Ever since the attacks of 9/11, Western scholars have struggled to understand what motivates suicide terrorists to take their own lives in paroxysms of violence against civilians. In Cutting the Fuse, University of Chicago political scientist Pape and

Ever since the attacks of 9/11, Western scholars have struggled to understand what motivates suicide terrorists to take their own lives in paroxysms of violence against civilians. In Cutting the Fuse, University of Chicago political scientist Pape and Feldman, formerly of the Air Force Institute of Technology, analyze new data, extending Pape's earlier research on suicide terrorism in Dying to Win: The Strategic Logic of Suicide Terrorism.[1] This enhanced data set now includes the universe of suicide attacks from 1980 to 2009. According to the authors, the original argument is robust and still stands.

Pape originally claimed that occupation is the taproot of suicide terrorism. In the new book, the authors emphasize that since 2006 use of this tactic has spiked in Afghanistan and Pakistan following U.S. interventions. Although the Afghan case supports Pape's thesis, the notion that Pakistan is occupied makes one wonder about the authors' grip on reality. Consequently, it is unclear why suicide attacks there have spiked in recent years. More broadly, the explicit rejection of a religious explanation in favor of a secular, strategic logic does not hold, as Max Boot has convincingly demonstrated in The Weekly Standard.[2]

The nature of this supposed strategic logic is also murkier here than in the first book. No longer does Pape claim that people turn to suicide terrorism because of its effectiveness in coercing government concessions.
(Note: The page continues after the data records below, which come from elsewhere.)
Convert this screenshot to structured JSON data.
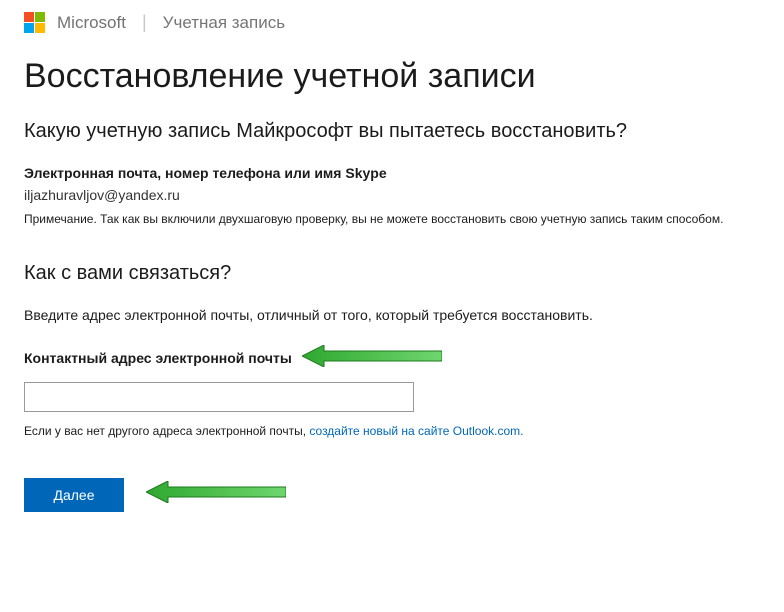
{
  "header": {
    "brand": "Microsoft",
    "subtitle": "Учетная запись"
  },
  "page": {
    "title": "Восстановление учетной записи"
  },
  "section1": {
    "heading": "Какую учетную запись Майкрософт вы пытаетесь восстановить?",
    "field_label": "Электронная почта, номер телефона или имя Skype",
    "field_value": "iljazhuravljov@yandex.ru",
    "note": "Примечание. Так как вы включили двухшаговую проверку, вы не можете восстановить свою учетную запись таким способом."
  },
  "section2": {
    "heading": "Как с вами связаться?",
    "instruction": "Введите адрес электронной почты, отличный от того, который требуется восстановить.",
    "contact_label": "Контактный адрес электронной почты",
    "helper_prefix": "Если у вас нет другого адреса электронной почты, ",
    "helper_link": "создайте новый на сайте Outlook.com."
  },
  "actions": {
    "next_label": "Далее"
  }
}
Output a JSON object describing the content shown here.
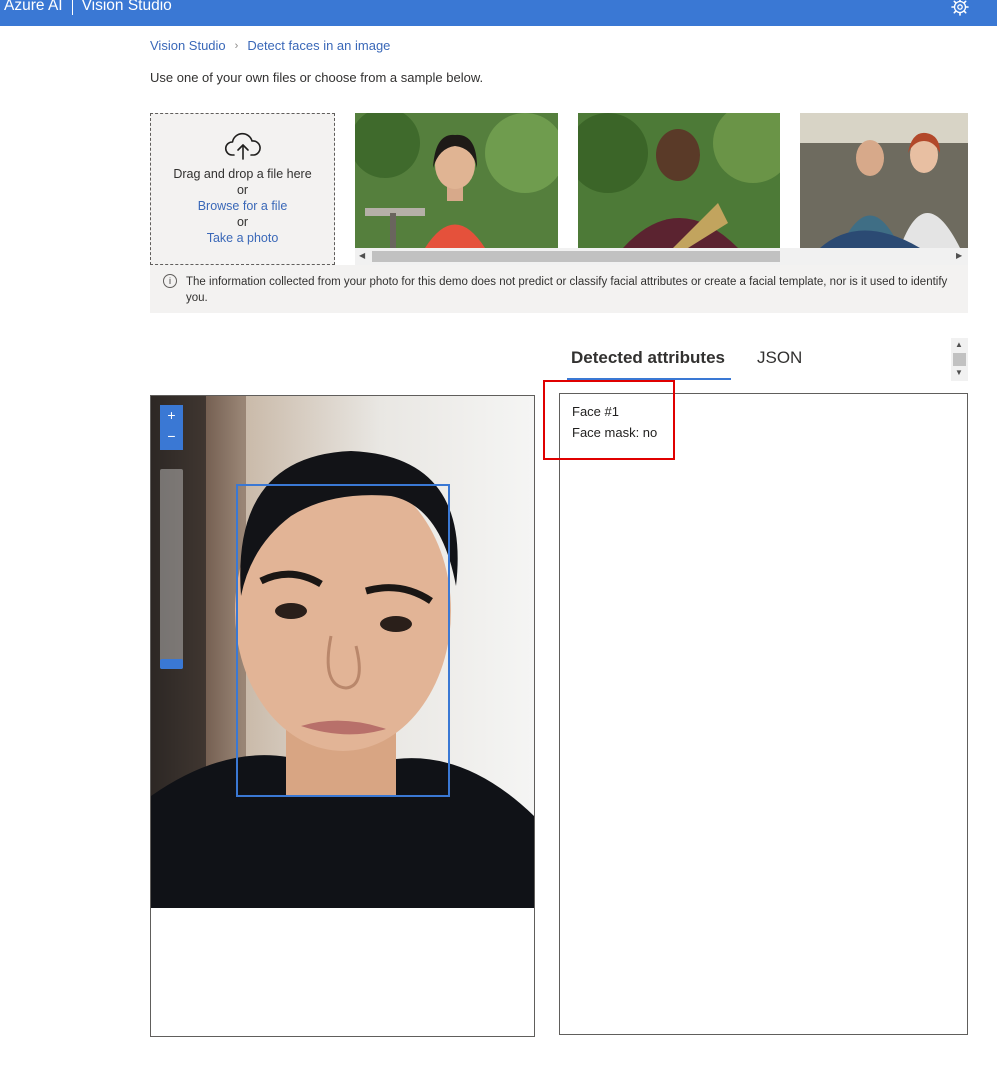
{
  "topbar": {
    "brand_primary": "Azure AI",
    "brand_secondary": "Vision Studio",
    "settings_icon": "gear-icon"
  },
  "breadcrumb": {
    "home": "Vision Studio",
    "current": "Detect faces in an image",
    "separator_icon": "chevron-right-icon"
  },
  "intro_text": "Use one of your own files or choose from a sample below.",
  "upload": {
    "icon": "cloud-upload-icon",
    "line1": "Drag and drop a file here",
    "or1": "or",
    "browse": "Browse for a file",
    "or2": "or",
    "take_photo": "Take a photo"
  },
  "samples": {
    "count": 3,
    "items": [
      {
        "icon": "sample-photo-woman-red-top"
      },
      {
        "icon": "sample-photo-man-with-fan"
      },
      {
        "icon": "sample-photo-two-women"
      }
    ]
  },
  "notice": {
    "icon": "info-icon",
    "text": "The information collected from your photo for this demo does not predict or classify facial attributes or create a facial template, nor is it used to identify you."
  },
  "tabs": [
    {
      "label": "Detected attributes",
      "selected": true
    },
    {
      "label": "JSON",
      "selected": false
    }
  ],
  "viewer": {
    "zoom_in": "+",
    "zoom_out": "−",
    "zoom_level": 0.0
  },
  "results": {
    "face_title": "Face #1",
    "face_mask": "Face mask: no"
  },
  "colors": {
    "accent": "#3a78d4",
    "highlight": "#e00000"
  }
}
Rather, he and his coauthor acknowledge terrorism's political limitations: Groups such as al-Qaeda stand no chance of achieving their expansive demands to establish a caliphate.

This tension throughout the book raises unresolved questions about the motives of suicide terrorists. Why would an al-Qaeda member blow himself up to achieve nothing tangible politically? And how is such costly behavior strategic in the absence of attaining any meaningful political concessions? To square the circle, Pape and Feldman downplay government concessions as the foremost objective of suicide terrorists, emphasizing instead their hatred toward occupiers and the desire to make them suffer, perhaps as an end in itself.

Such defensive, ad hoc shifts in reasoning and logic on the part of Pape and Feldman point to evidence of a degenerating research effort.

[1] Random House, 2005.
[2] Max Boot, "Suicide by Bomb," The Weekly Standard, Aug 1, 2011.